Stored dataset items:

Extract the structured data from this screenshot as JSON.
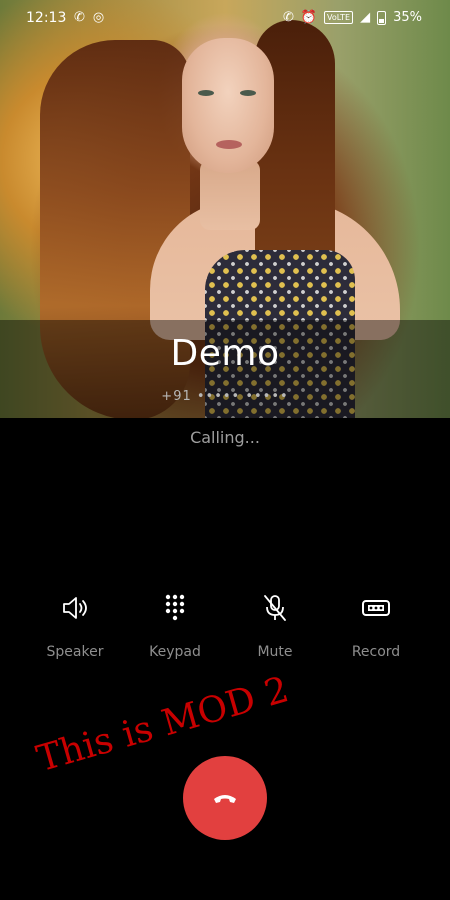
{
  "status_bar": {
    "time": "12:13",
    "network_label": "VoLTE",
    "battery": "35%"
  },
  "caller": {
    "name": "Demo",
    "number": "+91 ••••• •••••"
  },
  "call_status": "Calling...",
  "controls": [
    {
      "label": "Speaker",
      "icon": "speaker-icon"
    },
    {
      "label": "Keypad",
      "icon": "keypad-icon"
    },
    {
      "label": "Mute",
      "icon": "mute-icon"
    },
    {
      "label": "Record",
      "icon": "record-icon"
    }
  ],
  "watermark": "This is MOD 2",
  "colors": {
    "end_call": "#e2403f",
    "watermark": "#c80000",
    "label_gray": "#8e8e8e"
  }
}
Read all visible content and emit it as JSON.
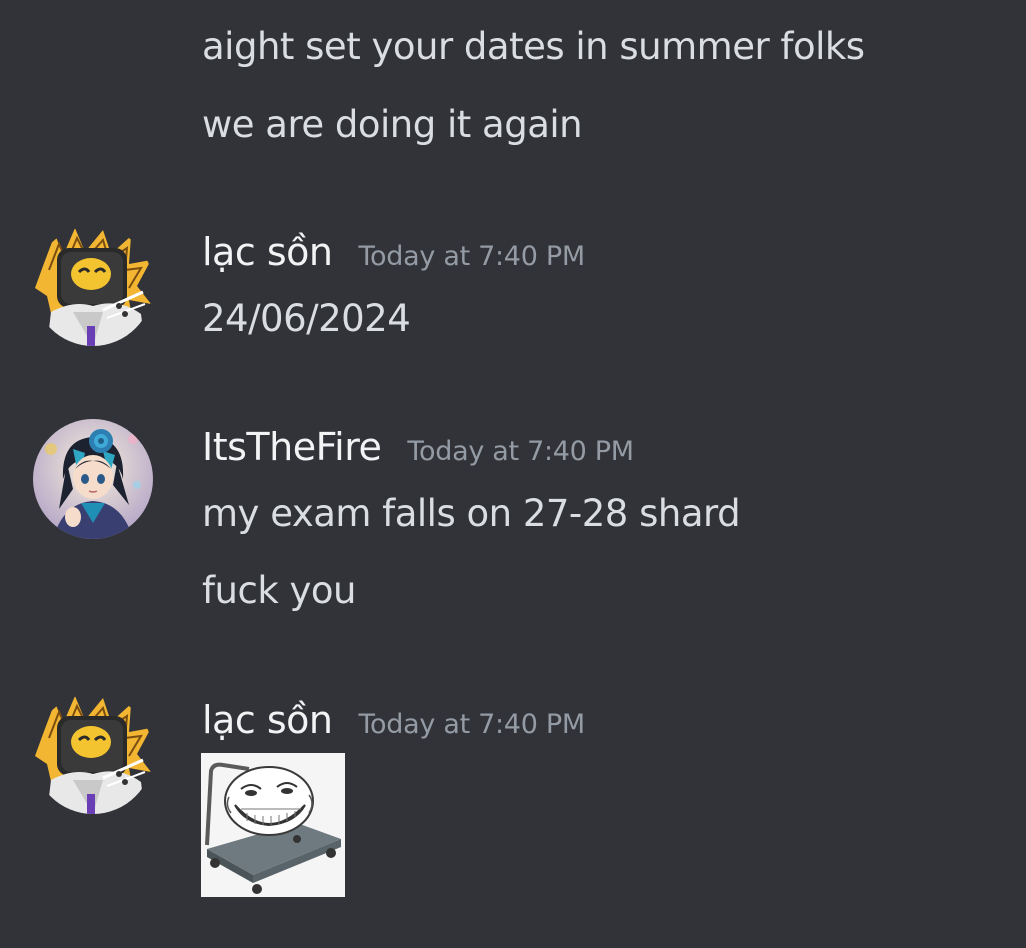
{
  "messages": {
    "continued": {
      "lines": [
        "aight set your dates in summer folks",
        "we are doing it again"
      ]
    },
    "msg1": {
      "username": "lạc sồn",
      "timestamp": "Today at 7:40 PM",
      "lines": [
        "24/06/2024"
      ],
      "avatar_icon": "robot-avatar"
    },
    "msg2": {
      "username": "ItsTheFire",
      "timestamp": "Today at 7:40 PM",
      "lines": [
        "my exam falls on 27-28 shard",
        "fuck you"
      ],
      "avatar_icon": "anime-character-avatar"
    },
    "msg3": {
      "username": "lạc sồn",
      "timestamp": "Today at 7:40 PM",
      "attachment_icon": "trollface-cart-image",
      "avatar_icon": "robot-avatar"
    }
  },
  "colors": {
    "background": "#313338",
    "text": "#dbdee1",
    "username": "#f2f3f5",
    "timestamp": "#949ba4"
  }
}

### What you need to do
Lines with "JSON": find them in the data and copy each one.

### Exercise result
Extract the structured data from this screenshot as JSON.
Read all visible content and emit it as JSON.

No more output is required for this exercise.